by Kim Niemi
Even if you didn’t know what they were called, you’ve seen ‘em. They’re on Facebook. They’re on your TV screen. In days past our elders called them the “number sign” or the “pound symbol.” When placed in front of a word or phrase, hashtags on Twitter enable everyone to categorize their tweets by topic. When a topic is popular enough, it will “trend” on Twitter, and that’s the Holy Grail, baby.
Go to Twitter and click on any of the hashtagged items under Trends and you’ll see just how many people are amped about any given topic on any given day – last week it was the #WorldSeries and #Halloween.
People on Twitter click on hashtags that are most interesting, relevant or amusing to them. So you want to be one of those things.
First the basics:
An important stat: Using hashtags makes it 55% more likely you’ll be retweeted than not using them. So you want to be using them. Twitter Fan Wiki states: “Start using hashtags in your tweets, preceding key words. It can be helpful to do a little research first, to find out if the subject you're tweeting already has an established hashtag.” Using an established hashtag can bring you much more visibility than starting a new variation of your own.
Less is more
Be frugal with hashtags as overusing them can be annoying, and might even send people running for the “unfollow” button.
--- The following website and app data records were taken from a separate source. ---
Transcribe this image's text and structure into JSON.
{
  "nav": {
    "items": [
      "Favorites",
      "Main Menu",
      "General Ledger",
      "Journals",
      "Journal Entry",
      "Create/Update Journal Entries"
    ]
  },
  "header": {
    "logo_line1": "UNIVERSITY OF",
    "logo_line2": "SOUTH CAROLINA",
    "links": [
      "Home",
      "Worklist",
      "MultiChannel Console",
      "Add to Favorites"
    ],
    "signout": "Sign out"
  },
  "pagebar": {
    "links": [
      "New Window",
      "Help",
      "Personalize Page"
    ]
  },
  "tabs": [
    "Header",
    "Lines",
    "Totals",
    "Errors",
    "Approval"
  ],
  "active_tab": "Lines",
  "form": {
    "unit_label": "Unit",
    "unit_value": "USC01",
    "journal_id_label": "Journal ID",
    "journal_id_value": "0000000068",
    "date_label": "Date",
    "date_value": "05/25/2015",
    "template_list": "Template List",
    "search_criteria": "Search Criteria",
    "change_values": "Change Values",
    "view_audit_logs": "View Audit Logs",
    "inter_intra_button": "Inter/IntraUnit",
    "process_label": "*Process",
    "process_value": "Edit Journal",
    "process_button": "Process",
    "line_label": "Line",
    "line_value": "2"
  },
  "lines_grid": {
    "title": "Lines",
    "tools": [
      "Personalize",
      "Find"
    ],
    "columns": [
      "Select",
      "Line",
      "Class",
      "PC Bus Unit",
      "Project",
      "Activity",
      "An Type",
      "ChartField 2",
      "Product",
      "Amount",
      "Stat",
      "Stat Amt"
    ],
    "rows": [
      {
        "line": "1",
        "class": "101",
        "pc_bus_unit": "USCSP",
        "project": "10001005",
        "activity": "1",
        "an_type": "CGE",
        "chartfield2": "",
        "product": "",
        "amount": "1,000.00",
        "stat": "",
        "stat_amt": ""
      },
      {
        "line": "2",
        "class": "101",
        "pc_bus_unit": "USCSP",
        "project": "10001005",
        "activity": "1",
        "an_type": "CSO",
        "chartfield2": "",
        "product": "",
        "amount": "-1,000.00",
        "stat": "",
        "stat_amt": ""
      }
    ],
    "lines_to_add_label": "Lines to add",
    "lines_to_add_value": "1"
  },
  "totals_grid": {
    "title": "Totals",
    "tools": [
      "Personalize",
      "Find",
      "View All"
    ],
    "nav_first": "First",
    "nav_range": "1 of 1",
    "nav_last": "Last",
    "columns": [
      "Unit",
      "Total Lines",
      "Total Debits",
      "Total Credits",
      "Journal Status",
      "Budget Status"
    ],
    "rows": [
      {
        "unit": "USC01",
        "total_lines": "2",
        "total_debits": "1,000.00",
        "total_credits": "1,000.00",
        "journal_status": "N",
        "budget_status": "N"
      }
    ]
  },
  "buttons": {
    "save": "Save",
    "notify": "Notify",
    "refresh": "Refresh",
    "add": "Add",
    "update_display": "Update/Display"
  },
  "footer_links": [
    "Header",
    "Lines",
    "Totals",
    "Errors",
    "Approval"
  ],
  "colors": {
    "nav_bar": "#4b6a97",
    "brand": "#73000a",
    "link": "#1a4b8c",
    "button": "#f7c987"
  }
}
This video is hilarious, but it’s basically a “what not to do.”
Here’s another good example of hashtag frenzy:
Twitter recommends one to two hashtags, with other Twitter authorities upping that to three at most. Looking at the post above, what are the most relevant points? #Dancers is perfect because it gets the attention of their target audience. They could have left it at that, or chosen one more keyword to focus on. An overabundance of hashtags won’t necessarily help you stand out, and might make your tweets clunky and harder to read.
Follow the crowd
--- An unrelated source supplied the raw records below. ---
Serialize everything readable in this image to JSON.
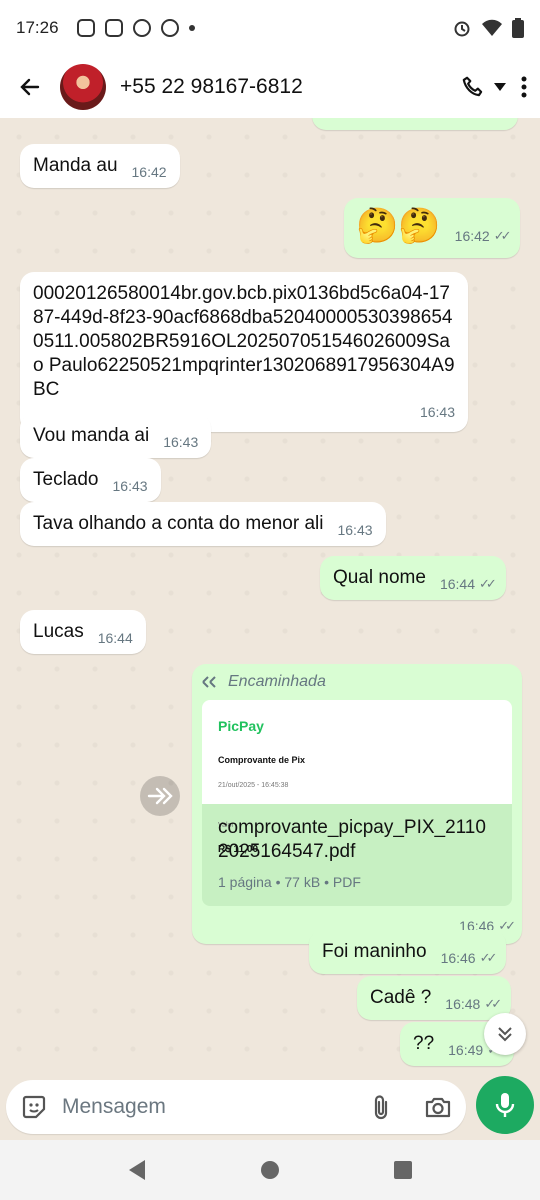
{
  "status_bar": {
    "time": "17:26"
  },
  "header": {
    "contact": "+55 22 98167-6812"
  },
  "messages": [
    {
      "dir": "in",
      "text": "Manda au",
      "time": "16:42"
    },
    {
      "dir": "out",
      "text": "🤔🤔",
      "time": "16:42"
    },
    {
      "dir": "in",
      "text": "00020126580014br.gov.bcb.pix0136bd5c6a04-1787-449d-8f23-90acf6868dba520400005303986540511.005802BR5916OL202507051546026009Sao Paulo62250521mpqrinter1302068917956304A9BC",
      "time": "16:43"
    },
    {
      "dir": "in",
      "text": "Vou manda ai",
      "time": "16:43"
    },
    {
      "dir": "in",
      "text": "Teclado",
      "time": "16:43"
    },
    {
      "dir": "in",
      "text": "Tava olhando a conta do menor ali",
      "time": "16:43"
    },
    {
      "dir": "out",
      "text": "Qual nome",
      "time": "16:44"
    },
    {
      "dir": "in",
      "text": "Lucas",
      "time": "16:44"
    },
    {
      "dir": "out",
      "forwarded_label": "Encaminhada",
      "time": "16:46",
      "document": {
        "preview_brand": "PicPay",
        "preview_title": "Comprovante de Pix",
        "preview_date": "21/out/2025 - 16:45:38",
        "preview_value_label": "Valor",
        "preview_amount": "R$ 11,00",
        "filename": "comprovante_picpay_PIX_21102025164547.pdf",
        "meta": "1 página • 77 kB • PDF"
      }
    },
    {
      "dir": "out",
      "text": "Foi maninho",
      "time": "16:46"
    },
    {
      "dir": "out",
      "text": "Cadê ?",
      "time": "16:48"
    },
    {
      "dir": "out",
      "text": "??",
      "time": "16:49"
    }
  ],
  "composer": {
    "placeholder": "Mensagem"
  },
  "colors": {
    "accent": "#1daa61",
    "outgoing": "#d9fdd3",
    "incoming": "#ffffff"
  }
}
You can get yourself out there by jumping onto a trending topic and using the trending hashtag only if what you’re posting is relevant to the topic. In other words, don’t post an ad for an upcoming event at your dance studio with #WorldSeries at the end of it, unless your event is hosting a party for the winning team. That kind of behavior is considered spammy and might cause people to block you, unfollow you, or report you to Twitter – none of which you want. However, if you tweet relevant content that adds to the trending topic, you might find yourself with a few new followers.
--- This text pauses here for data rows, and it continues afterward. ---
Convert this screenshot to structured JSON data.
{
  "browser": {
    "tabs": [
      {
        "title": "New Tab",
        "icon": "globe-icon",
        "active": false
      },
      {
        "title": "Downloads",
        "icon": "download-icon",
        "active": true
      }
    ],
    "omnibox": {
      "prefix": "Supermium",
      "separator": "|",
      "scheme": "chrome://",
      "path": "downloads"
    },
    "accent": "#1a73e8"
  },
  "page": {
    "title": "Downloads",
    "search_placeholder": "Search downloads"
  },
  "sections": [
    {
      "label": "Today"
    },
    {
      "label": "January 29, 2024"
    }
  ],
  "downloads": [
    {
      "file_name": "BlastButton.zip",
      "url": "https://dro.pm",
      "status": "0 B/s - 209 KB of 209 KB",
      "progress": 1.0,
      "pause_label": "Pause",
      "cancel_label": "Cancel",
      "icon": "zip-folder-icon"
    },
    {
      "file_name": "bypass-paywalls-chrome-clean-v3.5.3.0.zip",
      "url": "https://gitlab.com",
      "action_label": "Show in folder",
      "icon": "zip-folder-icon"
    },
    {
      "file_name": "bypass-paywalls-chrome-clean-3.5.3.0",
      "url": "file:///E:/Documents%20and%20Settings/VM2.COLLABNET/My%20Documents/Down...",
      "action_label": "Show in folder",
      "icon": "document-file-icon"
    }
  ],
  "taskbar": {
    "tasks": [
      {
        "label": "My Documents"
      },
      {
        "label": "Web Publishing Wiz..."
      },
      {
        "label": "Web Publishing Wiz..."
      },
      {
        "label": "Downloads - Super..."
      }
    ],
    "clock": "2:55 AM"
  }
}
You don’t have to use hashtags with every tweet, either. Hashtags are best used when they add to the content you’re posting in some way. If you try too hard to be overly witty just for the sake of throwing in a hashtag, you might swing and miss. Keep it simple and on point and you’ll be most successful.
Next week we’ll cover the last of our three most important Twitter steps, the Retweet. Until then, send us your questions in the comments below and we’ll answer in next week’s post.